Problem
From the entries below, copy each line in which the word "снежок" occurs.

Data to examine
= = =

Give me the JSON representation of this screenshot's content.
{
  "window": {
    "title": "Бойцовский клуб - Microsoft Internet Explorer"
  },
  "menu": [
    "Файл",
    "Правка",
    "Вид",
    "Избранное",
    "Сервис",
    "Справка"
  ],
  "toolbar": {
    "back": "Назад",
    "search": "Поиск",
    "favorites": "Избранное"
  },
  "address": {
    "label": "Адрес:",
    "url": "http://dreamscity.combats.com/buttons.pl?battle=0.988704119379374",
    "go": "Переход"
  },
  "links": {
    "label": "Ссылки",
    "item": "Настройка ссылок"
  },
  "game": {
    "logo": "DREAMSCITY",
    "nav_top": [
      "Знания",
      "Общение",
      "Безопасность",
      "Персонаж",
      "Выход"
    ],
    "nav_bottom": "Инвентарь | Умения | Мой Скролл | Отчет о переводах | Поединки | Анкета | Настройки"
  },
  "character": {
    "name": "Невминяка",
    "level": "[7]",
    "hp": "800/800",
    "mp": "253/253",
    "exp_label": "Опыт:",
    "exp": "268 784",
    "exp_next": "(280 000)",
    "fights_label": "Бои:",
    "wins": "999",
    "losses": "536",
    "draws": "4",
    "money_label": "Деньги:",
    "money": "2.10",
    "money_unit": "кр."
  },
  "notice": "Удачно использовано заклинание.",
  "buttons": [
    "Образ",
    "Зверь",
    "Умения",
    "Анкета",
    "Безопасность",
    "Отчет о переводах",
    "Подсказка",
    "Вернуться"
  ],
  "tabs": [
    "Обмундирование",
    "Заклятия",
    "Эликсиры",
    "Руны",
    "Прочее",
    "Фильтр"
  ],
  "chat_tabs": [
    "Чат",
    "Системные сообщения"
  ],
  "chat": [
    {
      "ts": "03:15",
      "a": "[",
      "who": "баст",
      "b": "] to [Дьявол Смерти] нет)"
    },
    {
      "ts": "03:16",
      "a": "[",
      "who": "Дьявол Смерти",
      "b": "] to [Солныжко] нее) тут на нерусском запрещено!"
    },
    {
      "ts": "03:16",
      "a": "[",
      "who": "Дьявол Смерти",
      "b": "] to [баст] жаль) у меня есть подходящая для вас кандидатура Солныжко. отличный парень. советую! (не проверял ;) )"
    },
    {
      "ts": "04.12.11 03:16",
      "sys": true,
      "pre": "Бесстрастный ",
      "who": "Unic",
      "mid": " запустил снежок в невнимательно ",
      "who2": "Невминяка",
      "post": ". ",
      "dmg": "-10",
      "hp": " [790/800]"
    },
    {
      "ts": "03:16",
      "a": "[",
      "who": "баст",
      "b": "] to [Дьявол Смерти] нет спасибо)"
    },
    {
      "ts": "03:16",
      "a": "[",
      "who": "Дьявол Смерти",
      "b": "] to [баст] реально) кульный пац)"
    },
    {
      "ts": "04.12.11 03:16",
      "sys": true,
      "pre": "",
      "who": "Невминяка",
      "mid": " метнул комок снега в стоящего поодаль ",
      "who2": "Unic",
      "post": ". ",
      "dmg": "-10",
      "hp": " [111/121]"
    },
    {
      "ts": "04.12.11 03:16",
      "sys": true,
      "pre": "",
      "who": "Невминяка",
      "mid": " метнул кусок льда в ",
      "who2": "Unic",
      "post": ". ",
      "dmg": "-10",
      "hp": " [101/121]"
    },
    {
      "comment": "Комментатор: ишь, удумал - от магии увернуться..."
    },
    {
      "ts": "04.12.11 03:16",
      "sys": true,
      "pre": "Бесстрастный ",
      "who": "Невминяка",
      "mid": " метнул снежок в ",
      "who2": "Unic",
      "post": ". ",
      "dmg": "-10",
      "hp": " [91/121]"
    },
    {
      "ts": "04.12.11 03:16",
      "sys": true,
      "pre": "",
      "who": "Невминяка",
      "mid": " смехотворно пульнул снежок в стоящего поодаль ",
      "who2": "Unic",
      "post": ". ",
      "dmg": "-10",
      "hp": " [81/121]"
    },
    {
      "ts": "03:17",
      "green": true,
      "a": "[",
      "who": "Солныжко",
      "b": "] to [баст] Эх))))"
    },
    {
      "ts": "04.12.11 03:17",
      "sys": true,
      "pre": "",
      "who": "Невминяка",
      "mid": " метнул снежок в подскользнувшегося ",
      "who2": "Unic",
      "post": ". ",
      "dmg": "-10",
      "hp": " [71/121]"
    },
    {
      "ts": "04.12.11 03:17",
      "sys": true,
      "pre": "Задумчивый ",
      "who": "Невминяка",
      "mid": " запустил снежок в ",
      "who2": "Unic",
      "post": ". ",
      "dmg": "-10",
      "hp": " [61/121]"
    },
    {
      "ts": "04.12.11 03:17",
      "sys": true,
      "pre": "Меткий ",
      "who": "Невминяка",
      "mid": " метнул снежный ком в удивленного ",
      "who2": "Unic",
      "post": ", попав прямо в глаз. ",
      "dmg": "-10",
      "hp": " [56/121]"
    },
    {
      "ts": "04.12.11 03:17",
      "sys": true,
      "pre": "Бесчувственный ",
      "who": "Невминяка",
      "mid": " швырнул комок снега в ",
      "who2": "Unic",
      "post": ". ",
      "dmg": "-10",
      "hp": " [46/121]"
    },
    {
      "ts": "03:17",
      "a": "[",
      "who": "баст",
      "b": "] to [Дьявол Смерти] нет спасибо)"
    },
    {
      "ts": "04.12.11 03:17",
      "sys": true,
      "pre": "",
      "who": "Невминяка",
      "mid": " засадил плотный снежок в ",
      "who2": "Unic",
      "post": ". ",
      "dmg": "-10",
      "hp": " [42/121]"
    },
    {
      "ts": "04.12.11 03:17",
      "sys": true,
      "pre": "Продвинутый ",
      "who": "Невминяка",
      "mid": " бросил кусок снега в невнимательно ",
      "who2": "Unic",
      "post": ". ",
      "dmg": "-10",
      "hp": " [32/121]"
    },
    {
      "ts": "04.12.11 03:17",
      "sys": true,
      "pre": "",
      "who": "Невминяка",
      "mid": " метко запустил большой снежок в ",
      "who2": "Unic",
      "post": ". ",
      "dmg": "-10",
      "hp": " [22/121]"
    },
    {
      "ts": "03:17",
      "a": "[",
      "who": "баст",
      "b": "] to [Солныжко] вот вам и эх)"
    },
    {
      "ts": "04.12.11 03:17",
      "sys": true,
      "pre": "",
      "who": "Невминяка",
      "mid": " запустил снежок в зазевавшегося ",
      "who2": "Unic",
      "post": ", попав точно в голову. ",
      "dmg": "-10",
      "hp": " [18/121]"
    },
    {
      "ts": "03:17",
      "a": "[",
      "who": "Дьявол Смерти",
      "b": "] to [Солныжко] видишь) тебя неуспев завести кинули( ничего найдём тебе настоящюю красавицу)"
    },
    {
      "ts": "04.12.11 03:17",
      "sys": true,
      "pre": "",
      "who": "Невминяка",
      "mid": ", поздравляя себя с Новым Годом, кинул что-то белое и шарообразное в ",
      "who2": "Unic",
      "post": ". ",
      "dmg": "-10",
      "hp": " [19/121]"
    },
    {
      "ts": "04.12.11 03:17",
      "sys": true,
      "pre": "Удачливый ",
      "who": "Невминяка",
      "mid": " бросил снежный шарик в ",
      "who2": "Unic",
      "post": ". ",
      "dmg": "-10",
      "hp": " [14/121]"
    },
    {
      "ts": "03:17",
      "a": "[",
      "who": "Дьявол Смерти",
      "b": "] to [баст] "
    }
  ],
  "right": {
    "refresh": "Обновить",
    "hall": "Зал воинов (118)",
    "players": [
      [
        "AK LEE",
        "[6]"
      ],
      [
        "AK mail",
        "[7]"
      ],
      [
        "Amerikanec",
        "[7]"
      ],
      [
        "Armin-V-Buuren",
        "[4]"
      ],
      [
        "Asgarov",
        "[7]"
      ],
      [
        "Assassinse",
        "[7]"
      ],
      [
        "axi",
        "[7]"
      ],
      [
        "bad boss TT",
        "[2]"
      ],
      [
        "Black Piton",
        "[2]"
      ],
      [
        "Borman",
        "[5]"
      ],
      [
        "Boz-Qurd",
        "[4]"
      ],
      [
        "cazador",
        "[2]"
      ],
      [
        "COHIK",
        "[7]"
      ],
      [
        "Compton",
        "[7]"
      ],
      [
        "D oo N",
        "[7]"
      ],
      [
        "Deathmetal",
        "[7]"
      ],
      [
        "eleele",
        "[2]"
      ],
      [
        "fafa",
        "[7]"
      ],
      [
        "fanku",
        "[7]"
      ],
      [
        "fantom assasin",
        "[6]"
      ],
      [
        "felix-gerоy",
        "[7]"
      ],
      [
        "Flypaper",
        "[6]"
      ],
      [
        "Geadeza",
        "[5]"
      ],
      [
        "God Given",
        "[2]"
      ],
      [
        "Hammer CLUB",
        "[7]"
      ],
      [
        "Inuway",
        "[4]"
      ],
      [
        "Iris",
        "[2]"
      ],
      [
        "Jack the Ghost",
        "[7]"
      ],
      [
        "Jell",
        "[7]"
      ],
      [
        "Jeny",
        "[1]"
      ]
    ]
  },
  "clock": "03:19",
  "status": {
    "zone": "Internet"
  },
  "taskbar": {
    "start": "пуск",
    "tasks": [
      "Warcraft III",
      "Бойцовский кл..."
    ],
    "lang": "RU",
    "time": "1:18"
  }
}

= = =

Result for this task
      "mid": " запустил снежок в невнимательно ",
      "mid": " метнул снежок в ",
      "mid": " смехотворно пульнул снежок в стоящего поодаль ",
      "mid": " метнул снежок в подскользнувшегося ",
      "mid": " запустил снежок в ",
      "mid": " засадил плотный снежок в ",
      "mid": " метко запустил большой снежок в ",
      "mid": " запустил снежок в зазевавшегося ",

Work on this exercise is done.